Christmas is a time of wonder; a time for festivity and lights; a time for gathering together with friends and family in celebration. In the shelter of our warm houses, the dwindling days of winter are a curiosity –if noticed at all.
But for many ancient cultures, the death and rebirth of the sun was not cause for celebration. The sun represented life itself. Without the sun, crops did not grow and you could starve. Livestock were slaughtered, not for celebration but because there wasn’t enough silage to feed them through the winter. The emergence of the sun from the winter solstice gave hope that food supplies would last until new crops could be planted.
In contrast, for the ancient Romans the winter solstice had a carnival-like atmosphere with banquets, gift-giving and partying. It was a time to honour the god of plenty, Saturn.
I used dread Christmas because of that carnival atmosphere: the unlikely birthday of Jesus, the crass commercialization. Now I anticipate Christmas because of its connection with the natural cycles of the Earth.

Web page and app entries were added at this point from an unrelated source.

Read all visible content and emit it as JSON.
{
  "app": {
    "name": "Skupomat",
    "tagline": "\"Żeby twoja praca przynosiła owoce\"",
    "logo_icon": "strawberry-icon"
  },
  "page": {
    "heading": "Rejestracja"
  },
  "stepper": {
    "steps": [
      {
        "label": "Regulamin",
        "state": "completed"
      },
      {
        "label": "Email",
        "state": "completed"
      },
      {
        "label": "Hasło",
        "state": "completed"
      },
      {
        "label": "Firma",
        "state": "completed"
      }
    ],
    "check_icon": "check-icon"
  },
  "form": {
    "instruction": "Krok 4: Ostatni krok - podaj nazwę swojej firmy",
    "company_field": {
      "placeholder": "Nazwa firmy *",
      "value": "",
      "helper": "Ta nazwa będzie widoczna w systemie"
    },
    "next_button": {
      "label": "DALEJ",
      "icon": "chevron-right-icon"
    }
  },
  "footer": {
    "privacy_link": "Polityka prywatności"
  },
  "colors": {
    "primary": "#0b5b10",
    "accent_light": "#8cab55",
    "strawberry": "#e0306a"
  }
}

As a youth, I belonged to a religion that did not celebrate Christmas because of its pagan origins. It was really awkward for me when all my school friends were looking forward to the gifts they would receive and the celebrations. Meanwhile, no lights at our house, no Christmas tree, no gifts.

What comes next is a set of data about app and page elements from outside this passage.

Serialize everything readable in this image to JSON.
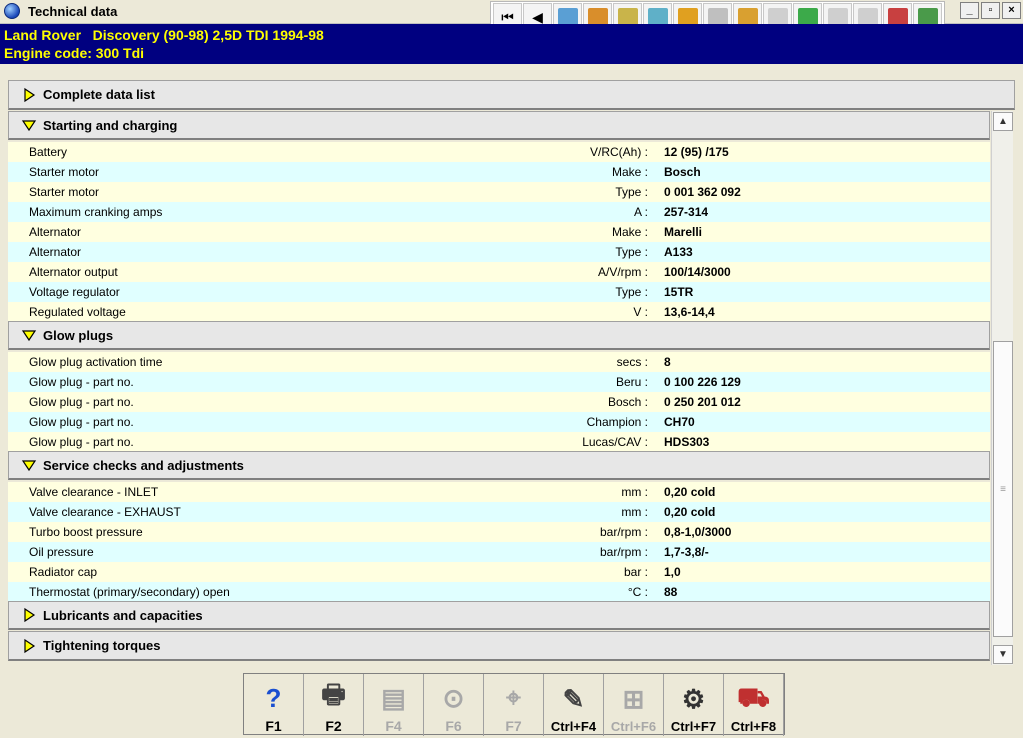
{
  "window": {
    "title": "Technical data",
    "controls": [
      "_",
      "▫",
      "×"
    ]
  },
  "toolbar": {
    "buttons": [
      {
        "name": "first-record-button",
        "glyph": "⏮",
        "color": ""
      },
      {
        "name": "previous-button",
        "glyph": "◀",
        "color": ""
      },
      {
        "name": "map-icon",
        "glyph": "",
        "color": "#5a9fd4"
      },
      {
        "name": "engine-icon",
        "glyph": "",
        "color": "#d98e2b"
      },
      {
        "name": "tools-icon",
        "glyph": "",
        "color": "#c9b44a"
      },
      {
        "name": "diagnostics-icon",
        "glyph": "",
        "color": "#5fb0c8"
      },
      {
        "name": "oil-icon",
        "glyph": "",
        "color": "#e0a020"
      },
      {
        "name": "lift-icon",
        "glyph": "",
        "color": "#bfbfbf"
      },
      {
        "name": "parts-icon",
        "glyph": "",
        "color": "#d9a030"
      },
      {
        "name": "wiring-icon",
        "glyph": "",
        "color": "#cfcfcf"
      },
      {
        "name": "battery-icon",
        "glyph": "",
        "color": "#3caa4a"
      },
      {
        "name": "brake-icon",
        "glyph": "",
        "color": "#cfcfcf"
      },
      {
        "name": "wheel-icon",
        "glyph": "",
        "color": "#cfcfcf"
      },
      {
        "name": "car-service-icon",
        "glyph": "",
        "color": "#c84040"
      },
      {
        "name": "extra-icon",
        "glyph": "",
        "color": "#4a9a4a"
      }
    ]
  },
  "vehicle": {
    "line1": "Land Rover   Discovery (90-98) 2,5D TDI 1994-98",
    "line2": "Engine code: 300 Tdi"
  },
  "sections": {
    "complete": {
      "title": "Complete data list"
    },
    "starting": {
      "title": "Starting and charging",
      "rows": [
        {
          "label": "Battery",
          "unit": "V/RC(Ah) :",
          "value": "12 (95) /175"
        },
        {
          "label": "Starter motor",
          "unit": "Make :",
          "value": "Bosch"
        },
        {
          "label": "Starter motor",
          "unit": "Type :",
          "value": "0 001 362 092"
        },
        {
          "label": "Maximum cranking amps",
          "unit": "A :",
          "value": "257-314"
        },
        {
          "label": "Alternator",
          "unit": "Make :",
          "value": "Marelli"
        },
        {
          "label": "Alternator",
          "unit": "Type :",
          "value": "A133"
        },
        {
          "label": "Alternator output",
          "unit": "A/V/rpm :",
          "value": "100/14/3000"
        },
        {
          "label": "Voltage regulator",
          "unit": "Type :",
          "value": "15TR"
        },
        {
          "label": "Regulated voltage",
          "unit": "V :",
          "value": "13,6-14,4"
        }
      ]
    },
    "glow": {
      "title": "Glow plugs",
      "rows": [
        {
          "label": "Glow plug activation time",
          "unit": "secs :",
          "value": "8"
        },
        {
          "label": "Glow plug - part no.",
          "unit": "Beru :",
          "value": "0 100 226 129"
        },
        {
          "label": "Glow plug - part no.",
          "unit": "Bosch :",
          "value": "0 250 201 012"
        },
        {
          "label": "Glow plug - part no.",
          "unit": "Champion :",
          "value": "CH70"
        },
        {
          "label": "Glow plug - part no.",
          "unit": "Lucas/CAV :",
          "value": "HDS303"
        }
      ]
    },
    "service": {
      "title": "Service checks and adjustments",
      "rows": [
        {
          "label": "Valve clearance - INLET",
          "unit": "mm :",
          "value": "0,20  cold"
        },
        {
          "label": "Valve clearance - EXHAUST",
          "unit": "mm :",
          "value": "0,20  cold"
        },
        {
          "label": "Turbo boost pressure",
          "unit": "bar/rpm :",
          "value": "0,8-1,0/3000"
        },
        {
          "label": "Oil pressure",
          "unit": "bar/rpm :",
          "value": "1,7-3,8/-"
        },
        {
          "label": "Radiator cap",
          "unit": "bar :",
          "value": "1,0"
        },
        {
          "label": "Thermostat (primary/secondary) open",
          "unit": "°C :",
          "value": "88"
        }
      ]
    },
    "lubricants": {
      "title": "Lubricants and capacities"
    },
    "torques": {
      "title": "Tightening torques"
    }
  },
  "scrollbar": {
    "up": "▲",
    "down": "▼",
    "grip": "≡"
  },
  "fkeys": [
    {
      "name": "f1-help-button",
      "label": "F1",
      "glyph": "?",
      "color": "#1a4fd0",
      "disabled": false
    },
    {
      "name": "f2-print-button",
      "label": "F2",
      "glyph": "🖶",
      "color": "#444444",
      "disabled": false
    },
    {
      "name": "f4-button",
      "label": "F4",
      "glyph": "▤",
      "color": "#a8a8a8",
      "disabled": true
    },
    {
      "name": "f6-button",
      "label": "F6",
      "glyph": "⊙",
      "color": "#a8a8a8",
      "disabled": true
    },
    {
      "name": "f7-button",
      "label": "F7",
      "glyph": "⌖",
      "color": "#a8a8a8",
      "disabled": true
    },
    {
      "name": "ctrl-f4-button",
      "label": "Ctrl+F4",
      "glyph": "✎",
      "color": "#444444",
      "disabled": false
    },
    {
      "name": "ctrl-f6-button",
      "label": "Ctrl+F6",
      "glyph": "⊞",
      "color": "#a8a8a8",
      "disabled": true
    },
    {
      "name": "ctrl-f7-button",
      "label": "Ctrl+F7",
      "glyph": "⚙",
      "color": "#333333",
      "disabled": false
    },
    {
      "name": "ctrl-f8-button",
      "label": "Ctrl+F8",
      "glyph": "⛟",
      "color": "#c03030",
      "disabled": false
    }
  ]
}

Christmas celebrations, like birthdays, were disapproved by our religion; we were made to feel guilty if we attended them. It put a wedge between our family and our extended family of aunts, uncles, cousins and grandparents. Because these get-togethers were one of the rare times we could get together, my mom and dad and I would attend conflicted, under a dark cloud of guilt. The tension so palpable that mom would throw up.

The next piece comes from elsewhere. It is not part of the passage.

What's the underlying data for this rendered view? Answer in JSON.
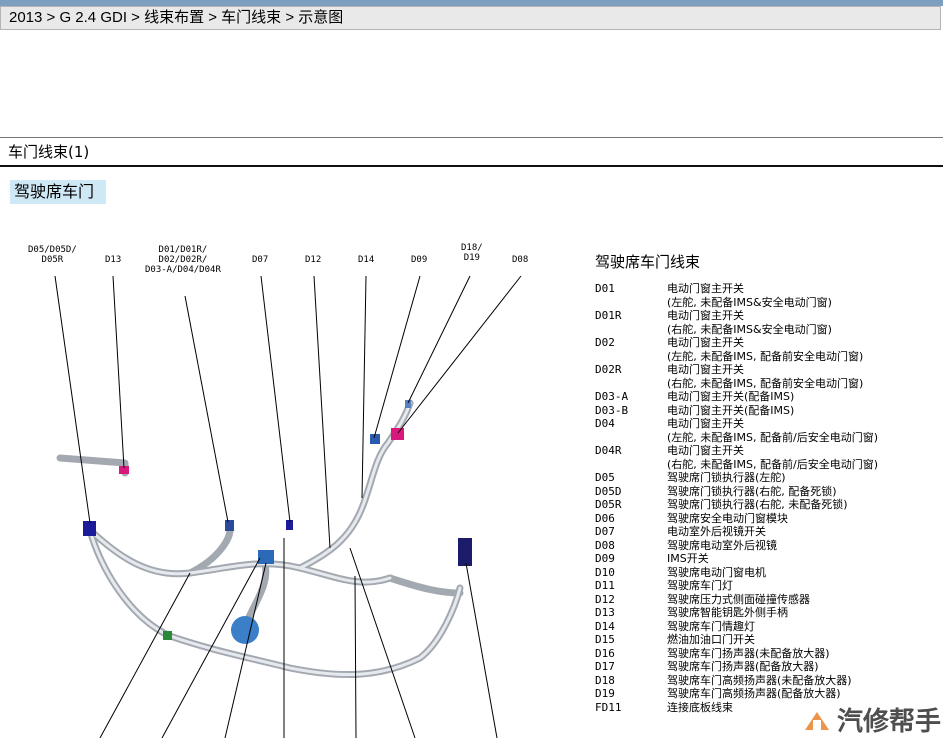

Now I find comfort in the shortening days. It’s like Mother Nature is pulling a blanket over the land and whispering: “Hush, hush, it’s alright. Go to sleep now.”
The waning and waxing sun also reminds me a partial solar eclipse in slow motion. It has a disturbing effect on those viewing it. Total eclipses have a profound effect on people, some breaking down in tears at the spectacle.
Not everyone finds comfort in the shortening days. Many are affected by Seasonal affective disorder (SAD), a type of depression in the winter months. For them, the seasonal funk of the “winter blues” is no cause for celebration.
If COVID was a religion, it would certainly disapprove of Christmas. As a puritanical religion, COVID would frown on gatherings. COVID promotes -without any support- solemn, solitary contemplation; a time to give thanks you are still alive. COVID tells us not to celebrate at a time when we most need it. Large family gatherings are taboo. To gather together generates guilt at the risk we put to ourselves and our loved ones.
While we may not be overtly conscious of the winter solstice, it has a deep visceral effect on our psyche. At a gut level, it generates awe and alarm, sobriety and giddiness, hope and fear.